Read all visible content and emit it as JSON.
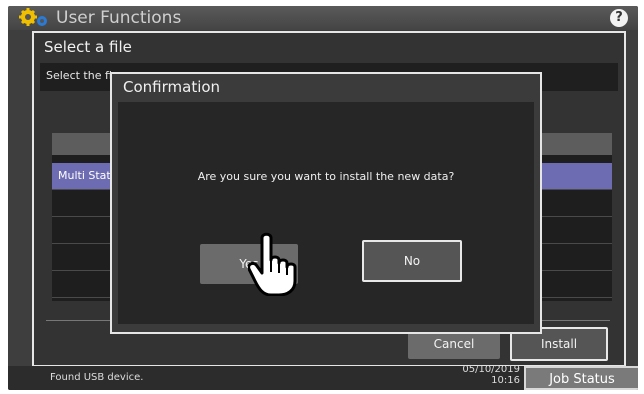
{
  "app": {
    "title": "User Functions",
    "help_label": "?"
  },
  "dialog": {
    "title": "Select a file",
    "instruction": "Select the fi",
    "list": {
      "rows": [
        "Multi Stat",
        "",
        "",
        "",
        ""
      ]
    },
    "cancel_label": "Cancel",
    "install_label": "Install"
  },
  "confirmation": {
    "title": "Confirmation",
    "message": "Are you sure you want to install the new data?",
    "yes_label": "Yes",
    "no_label": "No"
  },
  "status": {
    "message": "Found USB device.",
    "date": "05/10/2019",
    "time": "10:16",
    "job_status_label": "Job Status"
  },
  "colors": {
    "selected_row": "#6d6bb2",
    "background": "#3e3e3e"
  },
  "icons": {
    "app_icon": "gears-icon",
    "pointer": "hand-pointer-icon"
  }
}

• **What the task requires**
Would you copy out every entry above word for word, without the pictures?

• **Response area**
Read all visible content and emit it as JSON.
{
  "app": {
    "title": "User Functions",
    "help_label": "?"
  },
  "dialog": {
    "title": "Select a file",
    "instruction": "Select the fi",
    "list": {
      "rows": [
        "Multi Stat",
        "",
        "",
        "",
        ""
      ]
    },
    "cancel_label": "Cancel",
    "install_label": "Install"
  },
  "confirmation": {
    "title": "Confirmation",
    "message": "Are you sure you want to install the new data?",
    "yes_label": "Yes",
    "no_label": "No"
  },
  "status": {
    "message": "Found USB device.",
    "date": "05/10/2019",
    "time": "10:16",
    "job_status_label": "Job Status"
  },
  "colors": {
    "selected_row": "#6d6bb2",
    "background": "#3e3e3e"
  },
  "icons": {
    "app_icon": "gears-icon",
    "pointer": "hand-pointer-icon"
  }
}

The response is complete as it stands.